- _The task_: Return every line of the listing, exactly as it reads.

- _Task input_:

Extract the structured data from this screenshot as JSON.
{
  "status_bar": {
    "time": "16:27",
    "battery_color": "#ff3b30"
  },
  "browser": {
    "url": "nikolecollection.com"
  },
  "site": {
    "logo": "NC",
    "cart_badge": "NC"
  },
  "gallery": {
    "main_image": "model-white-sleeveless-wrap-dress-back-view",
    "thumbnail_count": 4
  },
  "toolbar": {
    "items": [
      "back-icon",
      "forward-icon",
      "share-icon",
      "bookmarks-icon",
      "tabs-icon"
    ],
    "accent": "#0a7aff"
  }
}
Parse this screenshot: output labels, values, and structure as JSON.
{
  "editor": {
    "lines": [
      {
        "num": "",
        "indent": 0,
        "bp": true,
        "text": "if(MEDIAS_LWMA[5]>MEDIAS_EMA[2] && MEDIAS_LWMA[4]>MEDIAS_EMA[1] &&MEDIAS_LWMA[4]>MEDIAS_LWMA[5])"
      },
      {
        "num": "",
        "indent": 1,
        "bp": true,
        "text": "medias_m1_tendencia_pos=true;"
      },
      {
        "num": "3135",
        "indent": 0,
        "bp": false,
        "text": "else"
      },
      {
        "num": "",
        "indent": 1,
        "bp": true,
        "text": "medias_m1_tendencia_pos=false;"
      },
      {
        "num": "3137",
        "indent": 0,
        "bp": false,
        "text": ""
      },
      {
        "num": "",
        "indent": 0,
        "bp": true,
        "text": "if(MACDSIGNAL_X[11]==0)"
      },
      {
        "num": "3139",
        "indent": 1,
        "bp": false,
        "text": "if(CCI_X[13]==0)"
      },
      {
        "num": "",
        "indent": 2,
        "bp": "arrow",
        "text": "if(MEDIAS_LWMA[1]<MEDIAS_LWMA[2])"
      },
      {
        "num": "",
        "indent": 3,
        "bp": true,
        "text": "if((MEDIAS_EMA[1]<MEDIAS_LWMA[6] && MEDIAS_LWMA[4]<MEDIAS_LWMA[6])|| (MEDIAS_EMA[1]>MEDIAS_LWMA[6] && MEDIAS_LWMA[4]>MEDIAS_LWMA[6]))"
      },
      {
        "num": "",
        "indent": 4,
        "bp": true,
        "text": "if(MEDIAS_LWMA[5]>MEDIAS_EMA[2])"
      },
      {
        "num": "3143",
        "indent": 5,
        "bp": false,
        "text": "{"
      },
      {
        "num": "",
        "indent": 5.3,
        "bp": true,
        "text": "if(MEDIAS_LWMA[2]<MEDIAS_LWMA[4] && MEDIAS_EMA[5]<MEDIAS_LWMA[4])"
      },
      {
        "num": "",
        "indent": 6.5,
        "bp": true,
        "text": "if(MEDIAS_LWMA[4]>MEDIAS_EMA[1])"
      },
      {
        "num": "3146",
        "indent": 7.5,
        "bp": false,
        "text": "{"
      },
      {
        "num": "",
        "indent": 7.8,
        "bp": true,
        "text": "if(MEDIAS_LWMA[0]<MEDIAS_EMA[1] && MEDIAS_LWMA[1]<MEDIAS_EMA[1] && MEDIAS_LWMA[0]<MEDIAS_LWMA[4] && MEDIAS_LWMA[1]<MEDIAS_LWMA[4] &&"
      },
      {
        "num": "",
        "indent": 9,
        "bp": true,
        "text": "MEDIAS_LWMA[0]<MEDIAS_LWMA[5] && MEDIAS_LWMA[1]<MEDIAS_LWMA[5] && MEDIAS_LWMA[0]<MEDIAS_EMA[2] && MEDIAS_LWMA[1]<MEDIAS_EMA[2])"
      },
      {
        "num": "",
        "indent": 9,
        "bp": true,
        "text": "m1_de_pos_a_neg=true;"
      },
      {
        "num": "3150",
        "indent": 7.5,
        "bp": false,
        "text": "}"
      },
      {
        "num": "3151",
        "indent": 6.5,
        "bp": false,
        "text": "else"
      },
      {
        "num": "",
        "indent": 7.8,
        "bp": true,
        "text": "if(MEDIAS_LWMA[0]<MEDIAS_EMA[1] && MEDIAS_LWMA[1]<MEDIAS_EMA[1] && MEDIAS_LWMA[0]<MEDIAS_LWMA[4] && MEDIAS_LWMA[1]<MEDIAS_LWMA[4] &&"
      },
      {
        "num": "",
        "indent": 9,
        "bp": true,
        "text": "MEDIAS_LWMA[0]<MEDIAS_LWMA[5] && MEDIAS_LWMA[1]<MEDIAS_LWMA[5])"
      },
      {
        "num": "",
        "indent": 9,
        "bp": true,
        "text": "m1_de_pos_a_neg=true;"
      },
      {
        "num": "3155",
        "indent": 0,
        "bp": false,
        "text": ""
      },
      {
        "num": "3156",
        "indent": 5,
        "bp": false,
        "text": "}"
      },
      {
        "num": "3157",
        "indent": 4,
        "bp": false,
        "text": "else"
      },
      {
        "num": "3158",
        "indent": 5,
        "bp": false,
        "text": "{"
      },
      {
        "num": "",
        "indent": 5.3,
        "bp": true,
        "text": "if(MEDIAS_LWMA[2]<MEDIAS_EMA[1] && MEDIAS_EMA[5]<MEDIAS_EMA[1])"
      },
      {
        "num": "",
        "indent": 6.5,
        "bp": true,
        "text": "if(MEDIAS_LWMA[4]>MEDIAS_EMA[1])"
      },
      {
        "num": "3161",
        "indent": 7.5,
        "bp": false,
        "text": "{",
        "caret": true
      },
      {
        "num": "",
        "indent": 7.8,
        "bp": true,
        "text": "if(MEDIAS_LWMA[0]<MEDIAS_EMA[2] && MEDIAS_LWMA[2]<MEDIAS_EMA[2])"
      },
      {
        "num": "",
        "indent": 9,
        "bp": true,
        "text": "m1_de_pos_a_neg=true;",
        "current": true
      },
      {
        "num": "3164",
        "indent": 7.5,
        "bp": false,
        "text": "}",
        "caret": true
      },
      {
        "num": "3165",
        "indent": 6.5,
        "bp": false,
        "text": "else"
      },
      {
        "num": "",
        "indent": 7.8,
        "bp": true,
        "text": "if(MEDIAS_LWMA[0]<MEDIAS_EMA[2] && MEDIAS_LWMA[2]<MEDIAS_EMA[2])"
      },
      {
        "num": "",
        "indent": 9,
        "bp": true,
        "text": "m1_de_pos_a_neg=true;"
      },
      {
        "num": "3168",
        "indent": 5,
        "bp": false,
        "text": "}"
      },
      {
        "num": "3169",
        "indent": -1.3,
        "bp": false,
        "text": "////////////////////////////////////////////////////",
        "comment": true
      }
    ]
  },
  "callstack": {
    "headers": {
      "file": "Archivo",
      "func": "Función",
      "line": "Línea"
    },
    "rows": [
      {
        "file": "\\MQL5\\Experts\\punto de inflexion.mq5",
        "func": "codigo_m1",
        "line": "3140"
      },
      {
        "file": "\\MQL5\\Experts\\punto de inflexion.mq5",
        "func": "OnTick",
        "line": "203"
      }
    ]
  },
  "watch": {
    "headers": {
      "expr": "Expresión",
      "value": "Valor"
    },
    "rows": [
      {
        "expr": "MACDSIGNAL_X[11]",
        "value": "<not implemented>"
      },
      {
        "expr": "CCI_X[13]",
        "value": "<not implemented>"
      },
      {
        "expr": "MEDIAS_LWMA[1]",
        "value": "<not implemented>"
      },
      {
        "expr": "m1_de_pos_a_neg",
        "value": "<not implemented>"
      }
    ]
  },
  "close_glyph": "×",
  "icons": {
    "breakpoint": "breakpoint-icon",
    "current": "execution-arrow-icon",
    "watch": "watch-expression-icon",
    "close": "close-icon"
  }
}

- _Task solution_:
Extract the structured data from this screenshot as JSON.
{
  "status_bar": {
    "time": "16:27",
    "battery_color": "#ff3b30"
  },
  "browser": {
    "url": "nikolecollection.com"
  },
  "site": {
    "logo": "NC",
    "cart_badge": "NC"
  },
  "gallery": {
    "main_image": "model-white-sleeveless-wrap-dress-back-view",
    "thumbnail_count": 4
  },
  "toolbar": {
    "items": [
      "back-icon",
      "forward-icon",
      "share-icon",
      "bookmarks-icon",
      "tabs-icon"
    ],
    "accent": "#0a7aff"
  }
}
Parse this screenshot: output labels, values, and structure as JSON.
{
  "editor": {
    "lines": [
      {
        "num": "",
        "indent": 0,
        "bp": true,
        "text": "if(MEDIAS_LWMA[5]>MEDIAS_EMA[2] && MEDIAS_LWMA[4]>MEDIAS_EMA[1] &&MEDIAS_LWMA[4]>MEDIAS_LWMA[5])"
      },
      {
        "num": "",
        "indent": 1,
        "bp": true,
        "text": "medias_m1_tendencia_pos=true;"
      },
      {
        "num": "3135",
        "indent": 0,
        "bp": false,
        "text": "else"
      },
      {
        "num": "",
        "indent": 1,
        "bp": true,
        "text": "medias_m1_tendencia_pos=false;"
      },
      {
        "num": "3137",
        "indent": 0,
        "bp": false,
        "text": ""
      },
      {
        "num": "",
        "indent": 0,
        "bp": true,
        "text": "if(MACDSIGNAL_X[11]==0)"
      },
      {
        "num": "3139",
        "indent": 1,
        "bp": false,
        "text": "if(CCI_X[13]==0)"
      },
      {
        "num": "",
        "indent": 2,
        "bp": "arrow",
        "text": "if(MEDIAS_LWMA[1]<MEDIAS_LWMA[2])"
      },
      {
        "num": "",
        "indent": 3,
        "bp": true,
        "text": "if((MEDIAS_EMA[1]<MEDIAS_LWMA[6] && MEDIAS_LWMA[4]<MEDIAS_LWMA[6])|| (MEDIAS_EMA[1]>MEDIAS_LWMA[6] && MEDIAS_LWMA[4]>MEDIAS_LWMA[6]))"
      },
      {
        "num": "",
        "indent": 4,
        "bp": true,
        "text": "if(MEDIAS_LWMA[5]>MEDIAS_EMA[2])"
      },
      {
        "num": "3143",
        "indent": 5,
        "bp": false,
        "text": "{"
      },
      {
        "num": "",
        "indent": 5.3,
        "bp": true,
        "text": "if(MEDIAS_LWMA[2]<MEDIAS_LWMA[4] && MEDIAS_EMA[5]<MEDIAS_LWMA[4])"
      },
      {
        "num": "",
        "indent": 6.5,
        "bp": true,
        "text": "if(MEDIAS_LWMA[4]>MEDIAS_EMA[1])"
      },
      {
        "num": "3146",
        "indent": 7.5,
        "bp": false,
        "text": "{"
      },
      {
        "num": "",
        "indent": 7.8,
        "bp": true,
        "text": "if(MEDIAS_LWMA[0]<MEDIAS_EMA[1] && MEDIAS_LWMA[1]<MEDIAS_EMA[1] && MEDIAS_LWMA[0]<MEDIAS_LWMA[4] && MEDIAS_LWMA[1]<MEDIAS_LWMA[4] &&"
      },
      {
        "num": "",
        "indent": 9,
        "bp": true,
        "text": "MEDIAS_LWMA[0]<MEDIAS_LWMA[5] && MEDIAS_LWMA[1]<MEDIAS_LWMA[5] && MEDIAS_LWMA[0]<MEDIAS_EMA[2] && MEDIAS_LWMA[1]<MEDIAS_EMA[2])"
      },
      {
        "num": "",
        "indent": 9,
        "bp": true,
        "text": "m1_de_pos_a_neg=true;"
      },
      {
        "num": "3150",
        "indent": 7.5,
        "bp": false,
        "text": "}"
      },
      {
        "num": "3151",
        "indent": 6.5,
        "bp": false,
        "text": "else"
      },
      {
        "num": "",
        "indent": 7.8,
        "bp": true,
        "text": "if(MEDIAS_LWMA[0]<MEDIAS_EMA[1] && MEDIAS_LWMA[1]<MEDIAS_EMA[1] && MEDIAS_LWMA[0]<MEDIAS_LWMA[4] && MEDIAS_LWMA[1]<MEDIAS_LWMA[4] &&"
      },
      {
        "num": "",
        "indent": 9,
        "bp": true,
        "text": "MEDIAS_LWMA[0]<MEDIAS_LWMA[5] && MEDIAS_LWMA[1]<MEDIAS_LWMA[5])"
      },
      {
        "num": "",
        "indent": 9,
        "bp": true,
        "text": "m1_de_pos_a_neg=true;"
      },
      {
        "num": "3155",
        "indent": 0,
        "bp": false,
        "text": ""
      },
      {
        "num": "3156",
        "indent": 5,
        "bp": false,
        "text": "}"
      },
      {
        "num": "3157",
        "indent": 4,
        "bp": false,
        "text": "else"
      },
      {
        "num": "3158",
        "indent": 5,
        "bp": false,
        "text": "{"
      },
      {
        "num": "",
        "indent": 5.3,
        "bp": true,
        "text": "if(MEDIAS_LWMA[2]<MEDIAS_EMA[1] && MEDIAS_EMA[5]<MEDIAS_EMA[1])"
      },
      {
        "num": "",
        "indent": 6.5,
        "bp": true,
        "text": "if(MEDIAS_LWMA[4]>MEDIAS_EMA[1])"
      },
      {
        "num": "3161",
        "indent": 7.5,
        "bp": false,
        "text": "{",
        "caret": true
      },
      {
        "num": "",
        "indent": 7.8,
        "bp": true,
        "text": "if(MEDIAS_LWMA[0]<MEDIAS_EMA[2] && MEDIAS_LWMA[2]<MEDIAS_EMA[2])"
      },
      {
        "num": "",
        "indent": 9,
        "bp": true,
        "text": "m1_de_pos_a_neg=true;",
        "current": true
      },
      {
        "num": "3164",
        "indent": 7.5,
        "bp": false,
        "text": "}",
        "caret": true
      },
      {
        "num": "3165",
        "indent": 6.5,
        "bp": false,
        "text": "else"
      },
      {
        "num": "",
        "indent": 7.8,
        "bp": true,
        "text": "if(MEDIAS_LWMA[0]<MEDIAS_EMA[2] && MEDIAS_LWMA[2]<MEDIAS_EMA[2])"
      },
      {
        "num": "",
        "indent": 9,
        "bp": true,
        "text": "m1_de_pos_a_neg=true;"
      },
      {
        "num": "3168",
        "indent": 5,
        "bp": false,
        "text": "}"
      },
      {
        "num": "3169",
        "indent": -1.3,
        "bp": false,
        "text": "////////////////////////////////////////////////////",
        "comment": true
      }
    ]
  },
  "callstack": {
    "headers": {
      "file": "Archivo",
      "func": "Función",
      "line": "Línea"
    },
    "rows": [
      {
        "file": "\\MQL5\\Experts\\punto de inflexion.mq5",
        "func": "codigo_m1",
        "line": "3140"
      },
      {
        "file": "\\MQL5\\Experts\\punto de inflexion.mq5",
        "func": "OnTick",
        "line": "203"
      }
    ]
  },
  "watch": {
    "headers": {
      "expr": "Expresión",
      "value": "Valor"
    },
    "rows": [
      {
        "expr": "MACDSIGNAL_X[11]",
        "value": "<not implemented>"
      },
      {
        "expr": "CCI_X[13]",
        "value": "<not implemented>"
      },
      {
        "expr": "MEDIAS_LWMA[1]",
        "value": "<not implemented>"
      },
      {
        "expr": "m1_de_pos_a_neg",
        "value": "<not implemented>"
      }
    ]
  },
  "close_glyph": "×",
  "icons": {
    "breakpoint": "breakpoint-icon",
    "current": "execution-arrow-icon",
    "watch": "watch-expression-icon",
    "close": "close-icon"
  }
}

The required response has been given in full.